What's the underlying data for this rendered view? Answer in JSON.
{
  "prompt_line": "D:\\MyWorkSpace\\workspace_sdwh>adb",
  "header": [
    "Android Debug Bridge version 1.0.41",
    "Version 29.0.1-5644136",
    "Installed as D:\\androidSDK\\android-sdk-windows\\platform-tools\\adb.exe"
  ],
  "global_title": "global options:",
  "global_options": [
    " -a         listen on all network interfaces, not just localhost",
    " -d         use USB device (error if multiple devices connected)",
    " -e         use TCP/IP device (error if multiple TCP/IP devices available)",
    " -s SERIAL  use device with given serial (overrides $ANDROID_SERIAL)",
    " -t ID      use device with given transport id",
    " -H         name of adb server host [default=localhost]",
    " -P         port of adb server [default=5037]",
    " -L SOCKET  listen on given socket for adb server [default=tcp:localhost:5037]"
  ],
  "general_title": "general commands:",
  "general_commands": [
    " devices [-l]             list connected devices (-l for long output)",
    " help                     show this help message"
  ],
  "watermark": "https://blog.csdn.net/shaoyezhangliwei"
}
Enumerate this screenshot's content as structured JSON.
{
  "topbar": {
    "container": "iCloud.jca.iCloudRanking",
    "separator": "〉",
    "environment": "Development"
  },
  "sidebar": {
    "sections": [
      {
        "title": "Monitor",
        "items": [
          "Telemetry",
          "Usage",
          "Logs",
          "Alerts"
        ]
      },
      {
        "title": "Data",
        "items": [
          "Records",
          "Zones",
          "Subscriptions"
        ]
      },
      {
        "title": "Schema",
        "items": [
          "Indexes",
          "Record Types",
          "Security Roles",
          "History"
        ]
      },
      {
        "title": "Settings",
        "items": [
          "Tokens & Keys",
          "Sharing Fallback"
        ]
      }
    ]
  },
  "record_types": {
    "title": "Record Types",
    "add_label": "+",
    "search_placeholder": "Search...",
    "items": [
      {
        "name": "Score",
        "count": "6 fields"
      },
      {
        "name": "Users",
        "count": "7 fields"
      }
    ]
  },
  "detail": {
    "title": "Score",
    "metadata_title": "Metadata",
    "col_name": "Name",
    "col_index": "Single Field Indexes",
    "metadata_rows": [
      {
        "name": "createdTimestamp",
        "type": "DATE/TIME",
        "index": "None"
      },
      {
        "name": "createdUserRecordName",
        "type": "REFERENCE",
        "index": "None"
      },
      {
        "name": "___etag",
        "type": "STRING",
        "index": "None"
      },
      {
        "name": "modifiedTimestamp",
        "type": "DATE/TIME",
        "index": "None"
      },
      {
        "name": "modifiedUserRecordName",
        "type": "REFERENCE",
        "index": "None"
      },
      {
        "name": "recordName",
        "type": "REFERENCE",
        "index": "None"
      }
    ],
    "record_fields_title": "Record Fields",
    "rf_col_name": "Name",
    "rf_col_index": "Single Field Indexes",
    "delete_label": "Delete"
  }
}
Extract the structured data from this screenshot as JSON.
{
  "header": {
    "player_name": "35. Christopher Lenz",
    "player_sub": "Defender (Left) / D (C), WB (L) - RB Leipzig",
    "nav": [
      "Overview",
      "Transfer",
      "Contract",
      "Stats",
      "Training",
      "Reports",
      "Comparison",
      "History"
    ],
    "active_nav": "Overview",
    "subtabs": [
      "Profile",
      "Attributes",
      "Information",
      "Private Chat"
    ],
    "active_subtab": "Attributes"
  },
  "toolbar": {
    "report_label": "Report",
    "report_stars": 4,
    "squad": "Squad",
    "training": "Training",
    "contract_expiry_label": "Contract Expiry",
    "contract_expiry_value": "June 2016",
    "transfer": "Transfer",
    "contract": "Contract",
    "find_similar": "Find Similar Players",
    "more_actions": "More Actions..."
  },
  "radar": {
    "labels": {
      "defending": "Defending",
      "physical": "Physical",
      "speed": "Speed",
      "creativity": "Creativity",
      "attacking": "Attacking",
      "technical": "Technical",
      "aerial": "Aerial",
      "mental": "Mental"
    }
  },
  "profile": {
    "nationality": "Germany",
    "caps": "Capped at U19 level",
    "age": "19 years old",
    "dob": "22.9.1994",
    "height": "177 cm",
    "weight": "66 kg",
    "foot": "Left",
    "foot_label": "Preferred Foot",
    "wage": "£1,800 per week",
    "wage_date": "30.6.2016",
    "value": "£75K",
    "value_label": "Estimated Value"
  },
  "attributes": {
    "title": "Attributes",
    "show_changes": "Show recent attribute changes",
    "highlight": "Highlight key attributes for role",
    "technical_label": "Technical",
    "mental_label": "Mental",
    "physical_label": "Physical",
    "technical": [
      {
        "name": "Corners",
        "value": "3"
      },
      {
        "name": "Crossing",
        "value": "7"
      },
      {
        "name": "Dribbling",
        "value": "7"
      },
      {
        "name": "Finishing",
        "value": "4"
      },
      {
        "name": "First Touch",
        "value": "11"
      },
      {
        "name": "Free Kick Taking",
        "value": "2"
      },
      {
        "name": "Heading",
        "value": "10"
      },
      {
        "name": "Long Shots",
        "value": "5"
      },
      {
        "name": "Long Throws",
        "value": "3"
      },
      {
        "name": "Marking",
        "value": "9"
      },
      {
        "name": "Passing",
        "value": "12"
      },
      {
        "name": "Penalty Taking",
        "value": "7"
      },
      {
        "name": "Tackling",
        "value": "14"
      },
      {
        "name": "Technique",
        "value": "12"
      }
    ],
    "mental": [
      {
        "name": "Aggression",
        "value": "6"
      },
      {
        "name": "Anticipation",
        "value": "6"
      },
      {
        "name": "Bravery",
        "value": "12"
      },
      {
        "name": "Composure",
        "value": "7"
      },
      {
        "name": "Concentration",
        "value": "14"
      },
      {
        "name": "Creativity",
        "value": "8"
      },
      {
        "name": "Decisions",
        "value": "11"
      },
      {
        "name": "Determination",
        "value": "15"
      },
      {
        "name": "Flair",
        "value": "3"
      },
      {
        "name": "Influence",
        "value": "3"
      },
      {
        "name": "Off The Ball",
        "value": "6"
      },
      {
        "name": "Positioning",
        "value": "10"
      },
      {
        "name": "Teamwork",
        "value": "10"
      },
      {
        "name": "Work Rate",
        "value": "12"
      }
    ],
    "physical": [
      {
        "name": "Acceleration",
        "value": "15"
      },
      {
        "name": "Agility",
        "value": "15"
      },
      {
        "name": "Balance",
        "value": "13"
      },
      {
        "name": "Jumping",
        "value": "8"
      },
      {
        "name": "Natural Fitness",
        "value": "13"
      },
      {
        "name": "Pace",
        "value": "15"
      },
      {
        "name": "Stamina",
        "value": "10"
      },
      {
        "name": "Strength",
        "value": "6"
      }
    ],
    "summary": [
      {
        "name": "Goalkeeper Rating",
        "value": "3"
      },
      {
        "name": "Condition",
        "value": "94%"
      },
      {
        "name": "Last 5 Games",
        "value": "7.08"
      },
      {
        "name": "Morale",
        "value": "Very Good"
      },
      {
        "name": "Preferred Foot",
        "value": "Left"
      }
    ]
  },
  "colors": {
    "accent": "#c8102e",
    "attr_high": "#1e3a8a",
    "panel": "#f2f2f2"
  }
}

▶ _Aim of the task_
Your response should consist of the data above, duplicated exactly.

▶ _Response area_
What's the underlying data for this rendered view? Answer in JSON.
{
  "prompt_line": "D:\\MyWorkSpace\\workspace_sdwh>adb",
  "header": [
    "Android Debug Bridge version 1.0.41",
    "Version 29.0.1-5644136",
    "Installed as D:\\androidSDK\\android-sdk-windows\\platform-tools\\adb.exe"
  ],
  "global_title": "global options:",
  "global_options": [
    " -a         listen on all network interfaces, not just localhost",
    " -d         use USB device (error if multiple devices connected)",
    " -e         use TCP/IP device (error if multiple TCP/IP devices available)",
    " -s SERIAL  use device with given serial (overrides $ANDROID_SERIAL)",
    " -t ID      use device with given transport id",
    " -H         name of adb server host [default=localhost]",
    " -P         port of adb server [default=5037]",
    " -L SOCKET  listen on given socket for adb server [default=tcp:localhost:5037]"
  ],
  "general_title": "general commands:",
  "general_commands": [
    " devices [-l]             list connected devices (-l for long output)",
    " help                     show this help message"
  ],
  "watermark": "https://blog.csdn.net/shaoyezhangliwei"
}
Enumerate this screenshot's content as structured JSON.
{
  "topbar": {
    "container": "iCloud.jca.iCloudRanking",
    "separator": "〉",
    "environment": "Development"
  },
  "sidebar": {
    "sections": [
      {
        "title": "Monitor",
        "items": [
          "Telemetry",
          "Usage",
          "Logs",
          "Alerts"
        ]
      },
      {
        "title": "Data",
        "items": [
          "Records",
          "Zones",
          "Subscriptions"
        ]
      },
      {
        "title": "Schema",
        "items": [
          "Indexes",
          "Record Types",
          "Security Roles",
          "History"
        ]
      },
      {
        "title": "Settings",
        "items": [
          "Tokens & Keys",
          "Sharing Fallback"
        ]
      }
    ]
  },
  "record_types": {
    "title": "Record Types",
    "add_label": "+",
    "search_placeholder": "Search...",
    "items": [
      {
        "name": "Score",
        "count": "6 fields"
      },
      {
        "name": "Users",
        "count": "7 fields"
      }
    ]
  },
  "detail": {
    "title": "Score",
    "metadata_title": "Metadata",
    "col_name": "Name",
    "col_index": "Single Field Indexes",
    "metadata_rows": [
      {
        "name": "createdTimestamp",
        "type": "DATE/TIME",
        "index": "None"
      },
      {
        "name": "createdUserRecordName",
        "type": "REFERENCE",
        "index": "None"
      },
      {
        "name": "___etag",
        "type": "STRING",
        "index": "None"
      },
      {
        "name": "modifiedTimestamp",
        "type": "DATE/TIME",
        "index": "None"
      },
      {
        "name": "modifiedUserRecordName",
        "type": "REFERENCE",
        "index": "None"
      },
      {
        "name": "recordName",
        "type": "REFERENCE",
        "index": "None"
      }
    ],
    "record_fields_title": "Record Fields",
    "rf_col_name": "Name",
    "rf_col_index": "Single Field Indexes",
    "delete_label": "Delete"
  }
}
Extract the structured data from this screenshot as JSON.
{
  "header": {
    "player_name": "35. Christopher Lenz",
    "player_sub": "Defender (Left) / D (C), WB (L) - RB Leipzig",
    "nav": [
      "Overview",
      "Transfer",
      "Contract",
      "Stats",
      "Training",
      "Reports",
      "Comparison",
      "History"
    ],
    "active_nav": "Overview",
    "subtabs": [
      "Profile",
      "Attributes",
      "Information",
      "Private Chat"
    ],
    "active_subtab": "Attributes"
  },
  "toolbar": {
    "report_label": "Report",
    "report_stars": 4,
    "squad": "Squad",
    "training": "Training",
    "contract_expiry_label": "Contract Expiry",
    "contract_expiry_value": "June 2016",
    "transfer": "Transfer",
    "contract": "Contract",
    "find_similar": "Find Similar Players",
    "more_actions": "More Actions..."
  },
  "radar": {
    "labels": {
      "defending": "Defending",
      "physical": "Physical",
      "speed": "Speed",
      "creativity": "Creativity",
      "attacking": "Attacking",
      "technical": "Technical",
      "aerial": "Aerial",
      "mental": "Mental"
    }
  },
  "profile": {
    "nationality": "Germany",
    "caps": "Capped at U19 level",
    "age": "19 years old",
    "dob": "22.9.1994",
    "height": "177 cm",
    "weight": "66 kg",
    "foot": "Left",
    "foot_label": "Preferred Foot",
    "wage": "£1,800 per week",
    "wage_date": "30.6.2016",
    "value": "£75K",
    "value_label": "Estimated Value"
  },
  "attributes": {
    "title": "Attributes",
    "show_changes": "Show recent attribute changes",
    "highlight": "Highlight key attributes for role",
    "technical_label": "Technical",
    "mental_label": "Mental",
    "physical_label": "Physical",
    "technical": [
      {
        "name": "Corners",
        "value": "3"
      },
      {
        "name": "Crossing",
        "value": "7"
      },
      {
        "name": "Dribbling",
        "value": "7"
      },
      {
        "name": "Finishing",
        "value": "4"
      },
      {
        "name": "First Touch",
        "value": "11"
      },
      {
        "name": "Free Kick Taking",
        "value": "2"
      },
      {
        "name": "Heading",
        "value": "10"
      },
      {
        "name": "Long Shots",
        "value": "5"
      },
      {
        "name": "Long Throws",
        "value": "3"
      },
      {
        "name": "Marking",
        "value": "9"
      },
      {
        "name": "Passing",
        "value": "12"
      },
      {
        "name": "Penalty Taking",
        "value": "7"
      },
      {
        "name": "Tackling",
        "value": "14"
      },
      {
        "name": "Technique",
        "value": "12"
      }
    ],
    "mental": [
      {
        "name": "Aggression",
        "value": "6"
      },
      {
        "name": "Anticipation",
        "value": "6"
      },
      {
        "name": "Bravery",
        "value": "12"
      },
      {
        "name": "Composure",
        "value": "7"
      },
      {
        "name": "Concentration",
        "value": "14"
      },
      {
        "name": "Creativity",
        "value": "8"
      },
      {
        "name": "Decisions",
        "value": "11"
      },
      {
        "name": "Determination",
        "value": "15"
      },
      {
        "name": "Flair",
        "value": "3"
      },
      {
        "name": "Influence",
        "value": "3"
      },
      {
        "name": "Off The Ball",
        "value": "6"
      },
      {
        "name": "Positioning",
        "value": "10"
      },
      {
        "name": "Teamwork",
        "value": "10"
      },
      {
        "name": "Work Rate",
        "value": "12"
      }
    ],
    "physical": [
      {
        "name": "Acceleration",
        "value": "15"
      },
      {
        "name": "Agility",
        "value": "15"
      },
      {
        "name": "Balance",
        "value": "13"
      },
      {
        "name": "Jumping",
        "value": "8"
      },
      {
        "name": "Natural Fitness",
        "value": "13"
      },
      {
        "name": "Pace",
        "value": "15"
      },
      {
        "name": "Stamina",
        "value": "10"
      },
      {
        "name": "Strength",
        "value": "6"
      }
    ],
    "summary": [
      {
        "name": "Goalkeeper Rating",
        "value": "3"
      },
      {
        "name": "Condition",
        "value": "94%"
      },
      {
        "name": "Last 5 Games",
        "value": "7.08"
      },
      {
        "name": "Morale",
        "value": "Very Good"
      },
      {
        "name": "Preferred Foot",
        "value": "Left"
      }
    ]
  },
  "colors": {
    "accent": "#c8102e",
    "attr_high": "#1e3a8a",
    "panel": "#f2f2f2"
  }
}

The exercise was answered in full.